[Records from a dataset]
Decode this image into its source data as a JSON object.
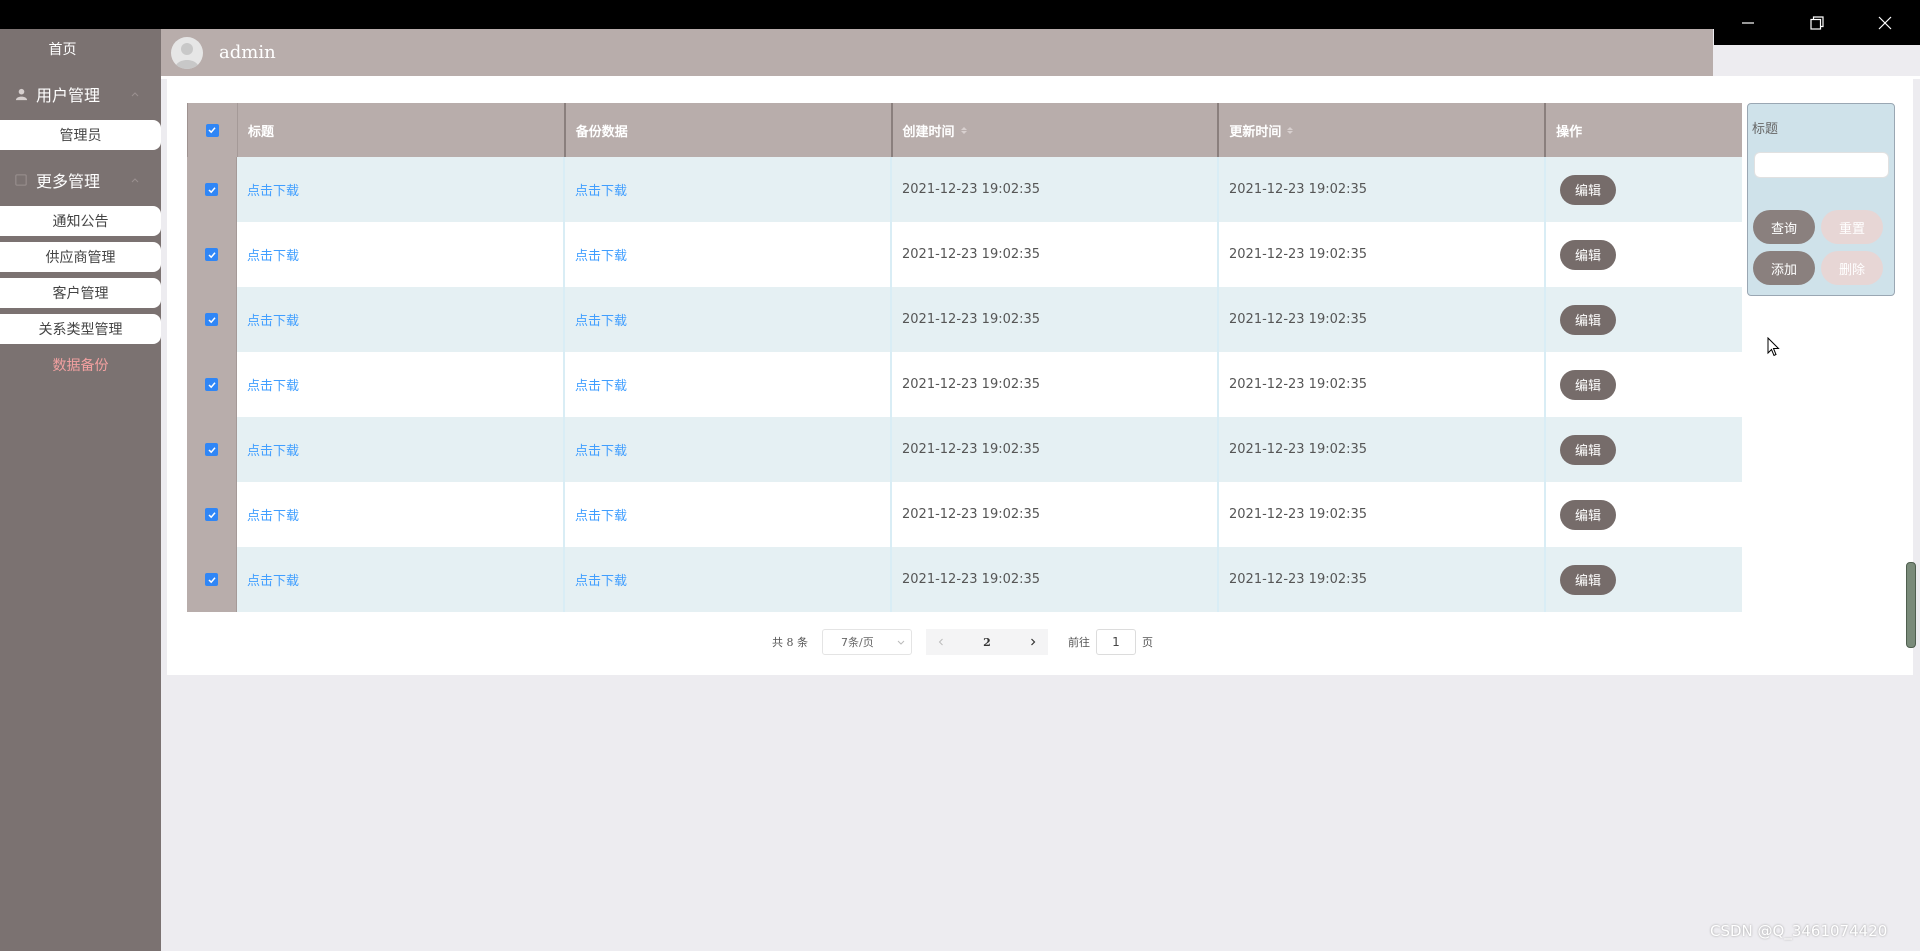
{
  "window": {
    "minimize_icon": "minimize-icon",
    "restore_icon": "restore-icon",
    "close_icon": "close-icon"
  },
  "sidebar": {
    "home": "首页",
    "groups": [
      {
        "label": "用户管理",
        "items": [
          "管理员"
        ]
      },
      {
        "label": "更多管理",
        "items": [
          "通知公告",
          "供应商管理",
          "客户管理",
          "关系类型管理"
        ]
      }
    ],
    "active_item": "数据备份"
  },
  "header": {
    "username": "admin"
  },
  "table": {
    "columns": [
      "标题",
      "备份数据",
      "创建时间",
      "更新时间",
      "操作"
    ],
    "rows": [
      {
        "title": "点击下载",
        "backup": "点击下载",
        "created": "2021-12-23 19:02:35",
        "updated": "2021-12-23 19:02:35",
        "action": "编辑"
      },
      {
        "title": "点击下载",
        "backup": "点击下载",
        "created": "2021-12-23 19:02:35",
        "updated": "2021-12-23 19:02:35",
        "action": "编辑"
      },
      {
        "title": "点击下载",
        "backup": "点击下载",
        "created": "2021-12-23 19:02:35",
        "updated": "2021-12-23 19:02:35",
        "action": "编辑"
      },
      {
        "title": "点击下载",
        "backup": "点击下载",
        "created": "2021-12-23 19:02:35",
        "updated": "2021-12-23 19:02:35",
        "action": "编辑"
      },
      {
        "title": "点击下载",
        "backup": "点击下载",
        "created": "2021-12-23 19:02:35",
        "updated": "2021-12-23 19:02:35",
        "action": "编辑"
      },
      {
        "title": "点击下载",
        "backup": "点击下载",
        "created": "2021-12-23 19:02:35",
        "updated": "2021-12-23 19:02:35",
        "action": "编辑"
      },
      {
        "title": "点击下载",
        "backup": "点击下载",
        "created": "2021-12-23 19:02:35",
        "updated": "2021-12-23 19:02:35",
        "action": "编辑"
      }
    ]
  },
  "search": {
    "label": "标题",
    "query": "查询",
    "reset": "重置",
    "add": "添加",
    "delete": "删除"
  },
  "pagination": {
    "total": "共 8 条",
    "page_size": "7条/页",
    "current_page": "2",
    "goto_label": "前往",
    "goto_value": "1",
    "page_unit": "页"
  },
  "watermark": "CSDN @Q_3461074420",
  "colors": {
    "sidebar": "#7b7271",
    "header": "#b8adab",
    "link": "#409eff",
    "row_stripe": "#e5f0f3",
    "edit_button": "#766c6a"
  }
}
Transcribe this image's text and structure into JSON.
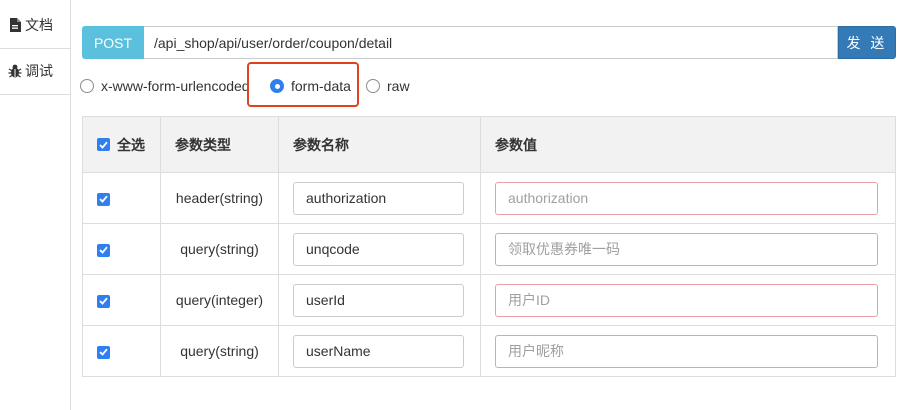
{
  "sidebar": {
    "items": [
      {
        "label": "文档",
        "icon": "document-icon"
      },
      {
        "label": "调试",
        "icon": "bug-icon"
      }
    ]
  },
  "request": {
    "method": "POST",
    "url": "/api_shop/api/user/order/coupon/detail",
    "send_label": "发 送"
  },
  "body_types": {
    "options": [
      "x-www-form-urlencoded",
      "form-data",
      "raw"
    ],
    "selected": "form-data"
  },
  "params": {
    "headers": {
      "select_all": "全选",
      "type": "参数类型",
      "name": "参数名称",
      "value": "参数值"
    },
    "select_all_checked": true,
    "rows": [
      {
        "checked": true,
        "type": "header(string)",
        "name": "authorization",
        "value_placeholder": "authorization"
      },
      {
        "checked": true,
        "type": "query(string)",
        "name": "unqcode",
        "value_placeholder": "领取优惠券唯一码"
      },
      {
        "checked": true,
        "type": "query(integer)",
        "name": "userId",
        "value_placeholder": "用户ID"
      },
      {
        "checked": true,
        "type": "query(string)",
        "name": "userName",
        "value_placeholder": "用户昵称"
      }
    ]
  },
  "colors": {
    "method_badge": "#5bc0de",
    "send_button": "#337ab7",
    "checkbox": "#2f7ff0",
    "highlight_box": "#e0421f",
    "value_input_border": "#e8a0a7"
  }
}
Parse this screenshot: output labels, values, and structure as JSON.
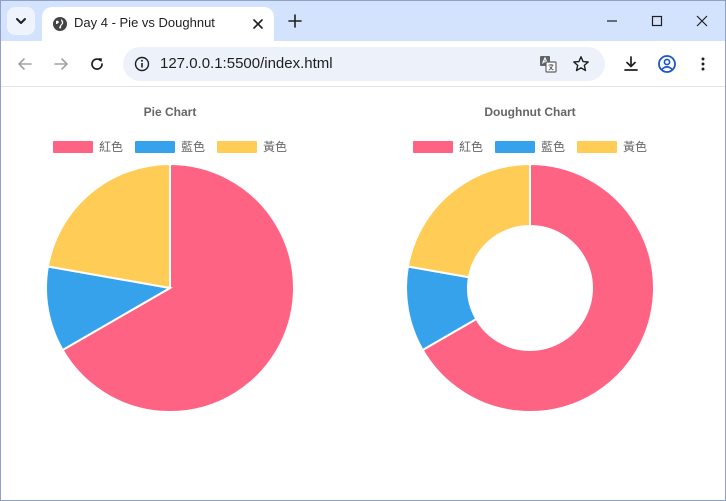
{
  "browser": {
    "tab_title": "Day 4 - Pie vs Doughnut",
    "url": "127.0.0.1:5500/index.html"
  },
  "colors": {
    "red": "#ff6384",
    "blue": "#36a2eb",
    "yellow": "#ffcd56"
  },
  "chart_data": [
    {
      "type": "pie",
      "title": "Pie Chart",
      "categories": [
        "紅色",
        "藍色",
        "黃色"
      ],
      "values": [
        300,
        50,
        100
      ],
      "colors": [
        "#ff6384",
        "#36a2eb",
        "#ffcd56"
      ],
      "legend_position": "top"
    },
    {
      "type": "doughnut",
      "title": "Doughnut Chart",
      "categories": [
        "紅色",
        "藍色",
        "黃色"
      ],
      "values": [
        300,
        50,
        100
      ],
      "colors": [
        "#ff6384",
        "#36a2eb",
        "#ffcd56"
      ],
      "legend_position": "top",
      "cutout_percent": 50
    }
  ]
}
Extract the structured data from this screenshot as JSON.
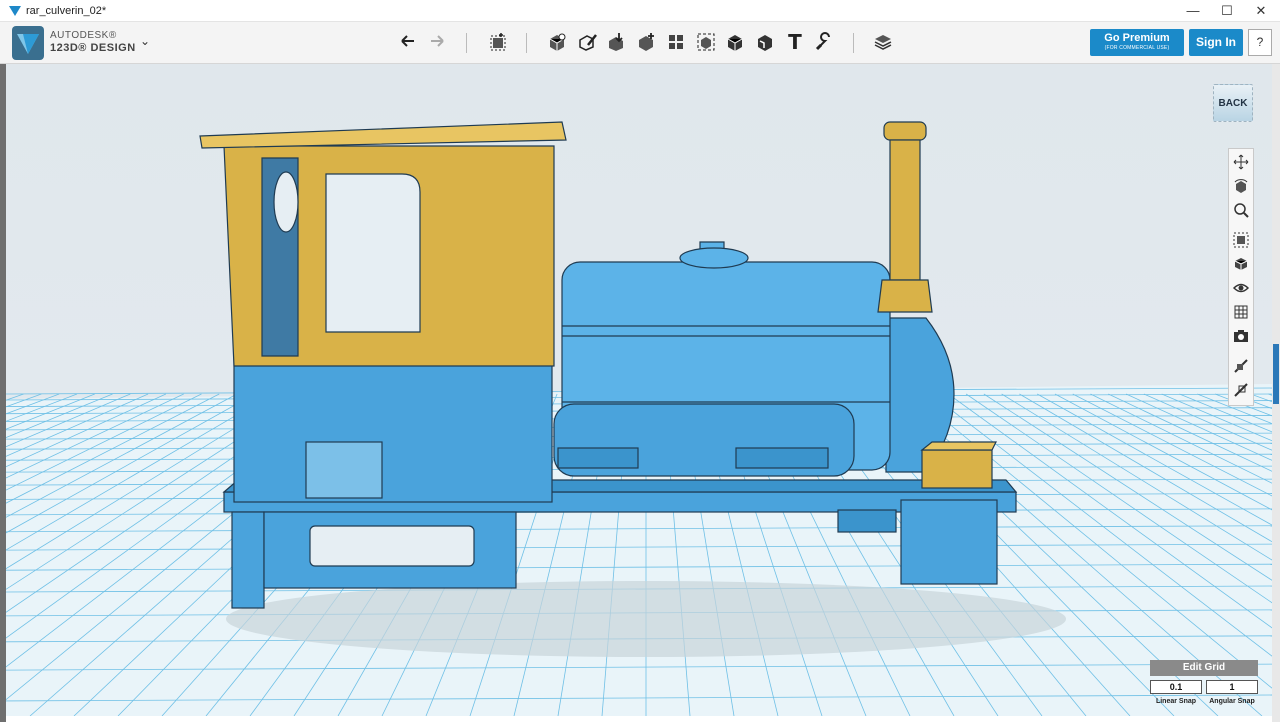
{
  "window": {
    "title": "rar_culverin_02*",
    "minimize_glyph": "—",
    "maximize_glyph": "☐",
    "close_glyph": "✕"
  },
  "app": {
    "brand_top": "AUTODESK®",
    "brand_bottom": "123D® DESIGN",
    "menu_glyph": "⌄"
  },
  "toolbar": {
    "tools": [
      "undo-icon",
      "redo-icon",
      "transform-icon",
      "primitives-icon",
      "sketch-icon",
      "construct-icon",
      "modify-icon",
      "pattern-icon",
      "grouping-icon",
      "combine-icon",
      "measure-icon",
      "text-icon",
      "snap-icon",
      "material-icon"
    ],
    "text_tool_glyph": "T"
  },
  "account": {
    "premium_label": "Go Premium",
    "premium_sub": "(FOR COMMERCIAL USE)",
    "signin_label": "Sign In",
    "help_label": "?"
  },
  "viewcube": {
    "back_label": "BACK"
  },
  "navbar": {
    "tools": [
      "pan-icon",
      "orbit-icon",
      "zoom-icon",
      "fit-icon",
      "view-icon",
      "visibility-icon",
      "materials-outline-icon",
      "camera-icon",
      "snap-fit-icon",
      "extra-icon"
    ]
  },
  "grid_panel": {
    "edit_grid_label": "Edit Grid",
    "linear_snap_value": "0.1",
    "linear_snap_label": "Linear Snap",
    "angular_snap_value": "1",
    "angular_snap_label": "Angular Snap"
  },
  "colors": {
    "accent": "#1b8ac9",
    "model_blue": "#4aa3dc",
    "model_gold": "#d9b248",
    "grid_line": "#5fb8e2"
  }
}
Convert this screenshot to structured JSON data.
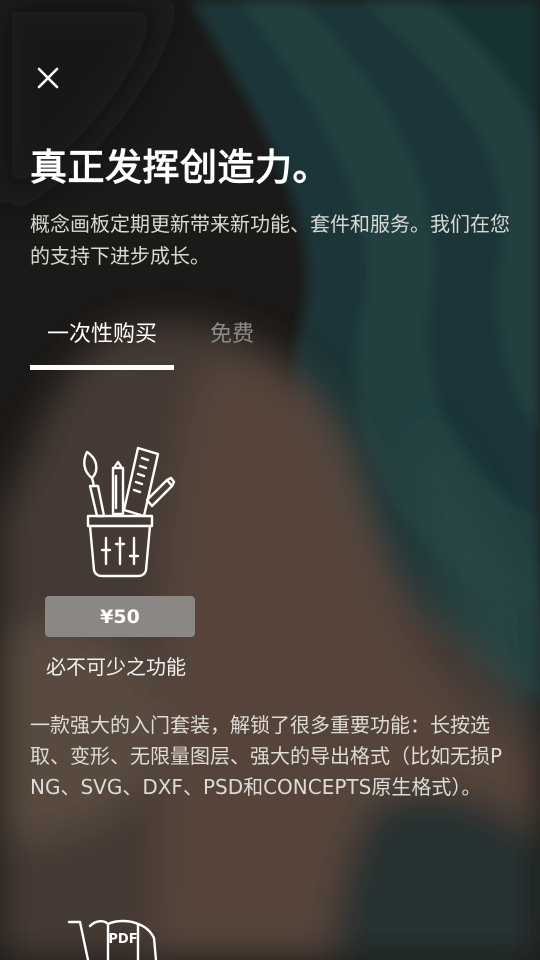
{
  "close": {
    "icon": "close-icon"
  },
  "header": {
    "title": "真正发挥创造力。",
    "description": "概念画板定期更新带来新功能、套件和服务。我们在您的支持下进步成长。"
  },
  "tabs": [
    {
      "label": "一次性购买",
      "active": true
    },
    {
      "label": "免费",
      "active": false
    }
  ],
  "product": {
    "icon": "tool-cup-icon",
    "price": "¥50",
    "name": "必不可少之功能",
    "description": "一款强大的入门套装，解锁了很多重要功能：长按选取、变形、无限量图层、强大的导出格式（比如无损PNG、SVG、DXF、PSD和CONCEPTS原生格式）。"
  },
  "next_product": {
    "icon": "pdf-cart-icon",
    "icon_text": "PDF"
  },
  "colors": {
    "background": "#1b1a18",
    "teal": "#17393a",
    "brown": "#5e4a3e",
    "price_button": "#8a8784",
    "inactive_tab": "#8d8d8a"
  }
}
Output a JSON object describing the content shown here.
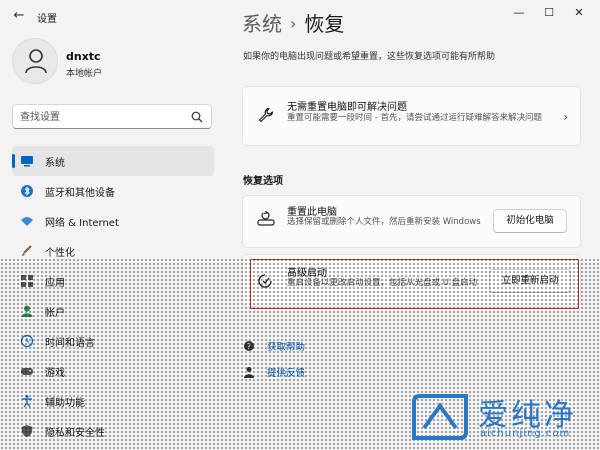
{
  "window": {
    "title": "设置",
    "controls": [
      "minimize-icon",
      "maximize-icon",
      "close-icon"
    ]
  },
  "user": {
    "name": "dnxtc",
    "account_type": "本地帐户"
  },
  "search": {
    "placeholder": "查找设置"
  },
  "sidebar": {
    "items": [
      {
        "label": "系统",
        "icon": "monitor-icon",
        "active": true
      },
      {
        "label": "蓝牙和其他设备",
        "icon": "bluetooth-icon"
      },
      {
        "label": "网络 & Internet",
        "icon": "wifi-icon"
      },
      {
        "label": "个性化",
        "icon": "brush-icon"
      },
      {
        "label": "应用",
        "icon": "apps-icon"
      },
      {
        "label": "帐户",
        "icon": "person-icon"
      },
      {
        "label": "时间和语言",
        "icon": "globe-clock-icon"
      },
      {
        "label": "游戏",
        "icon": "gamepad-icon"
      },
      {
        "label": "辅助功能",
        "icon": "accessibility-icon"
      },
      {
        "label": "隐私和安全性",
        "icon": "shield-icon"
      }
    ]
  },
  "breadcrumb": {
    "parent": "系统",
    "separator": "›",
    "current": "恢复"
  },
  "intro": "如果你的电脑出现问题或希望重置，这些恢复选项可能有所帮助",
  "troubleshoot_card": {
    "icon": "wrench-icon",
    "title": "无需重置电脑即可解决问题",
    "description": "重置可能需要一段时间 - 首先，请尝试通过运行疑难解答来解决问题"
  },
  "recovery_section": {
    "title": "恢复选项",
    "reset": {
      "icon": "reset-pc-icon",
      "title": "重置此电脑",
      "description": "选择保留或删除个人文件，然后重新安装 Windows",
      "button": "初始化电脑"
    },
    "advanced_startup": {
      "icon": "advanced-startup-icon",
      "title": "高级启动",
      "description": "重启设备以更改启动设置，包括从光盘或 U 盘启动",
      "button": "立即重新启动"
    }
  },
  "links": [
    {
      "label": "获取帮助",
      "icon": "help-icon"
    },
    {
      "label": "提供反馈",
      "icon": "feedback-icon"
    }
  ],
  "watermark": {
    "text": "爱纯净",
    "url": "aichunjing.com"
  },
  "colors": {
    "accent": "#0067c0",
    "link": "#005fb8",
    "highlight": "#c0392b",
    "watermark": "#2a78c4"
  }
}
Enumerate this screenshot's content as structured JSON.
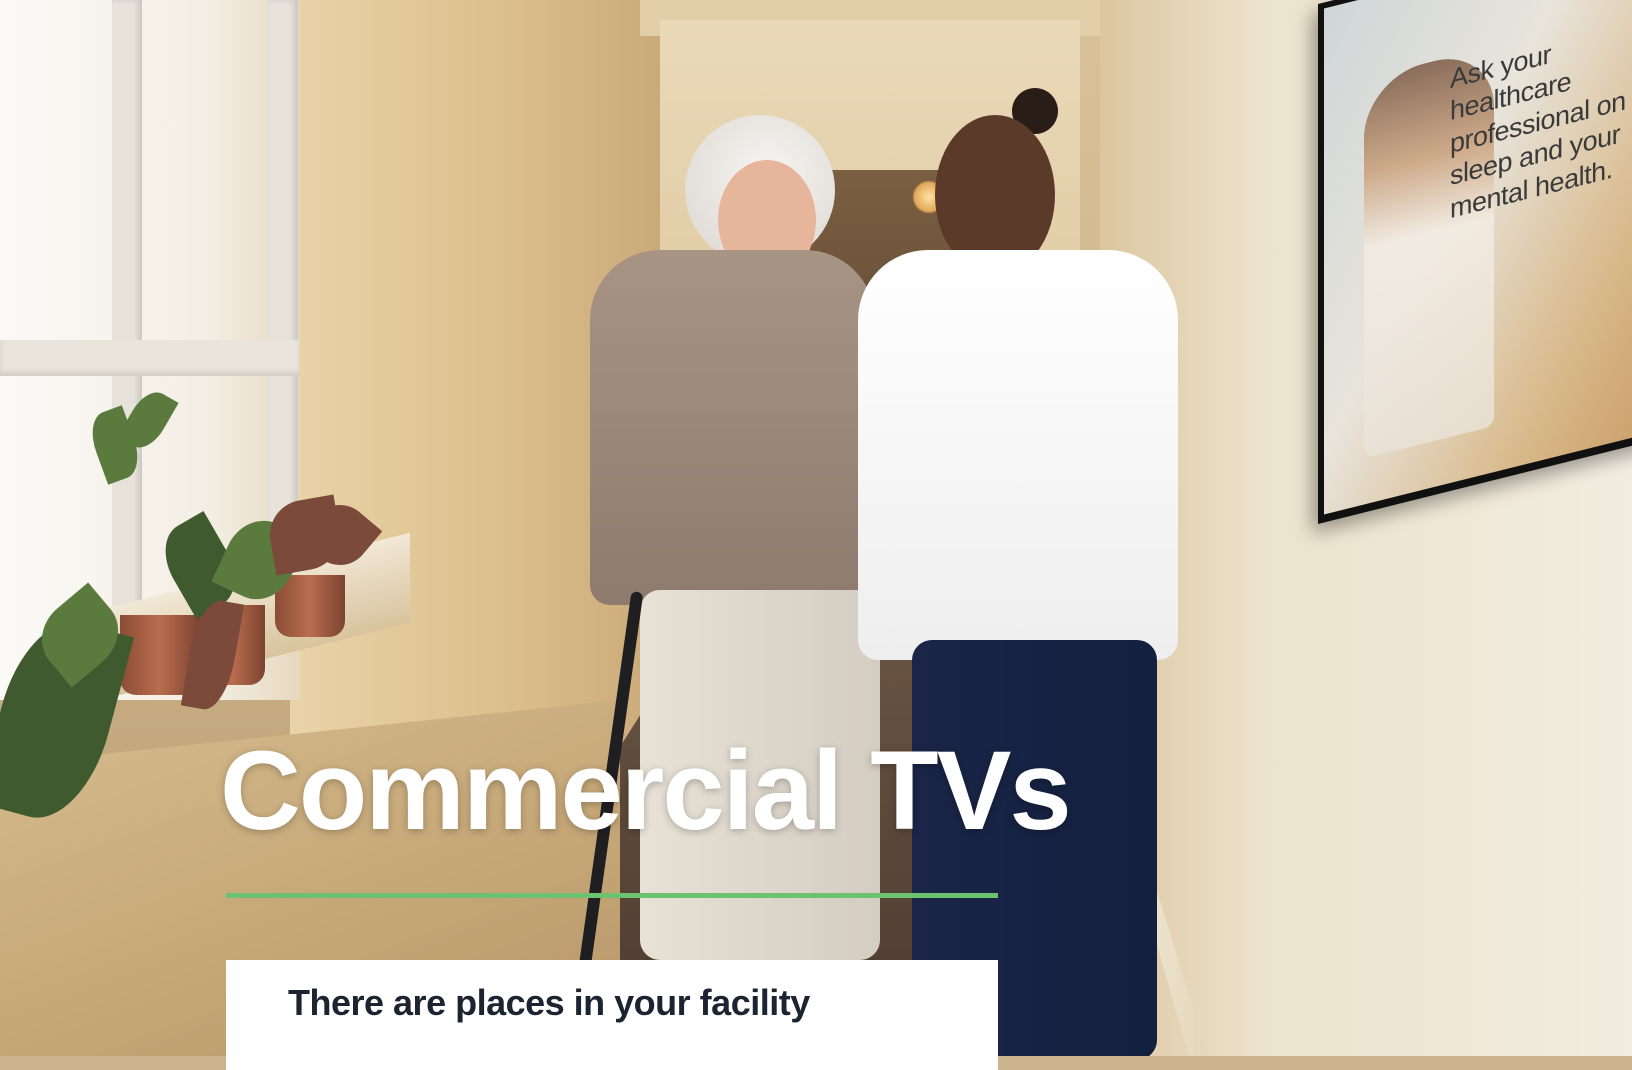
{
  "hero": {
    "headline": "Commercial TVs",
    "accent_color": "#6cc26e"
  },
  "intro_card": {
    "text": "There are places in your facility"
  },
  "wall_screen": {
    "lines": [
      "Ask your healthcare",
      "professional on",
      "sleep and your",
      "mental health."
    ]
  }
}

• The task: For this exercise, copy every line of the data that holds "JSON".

• Response area:
Decode this image into its source data as a JSON object.
Transcribe this image's text and structure into JSON.
Parse this screenshot: output labels, values, and structure as JSON.
Extract the structured data from this screenshot as JSON.
Convert this screenshot to structured JSON data.
Output a JSON object describing the content shown here.
Enumerate this screenshot's content as structured JSON.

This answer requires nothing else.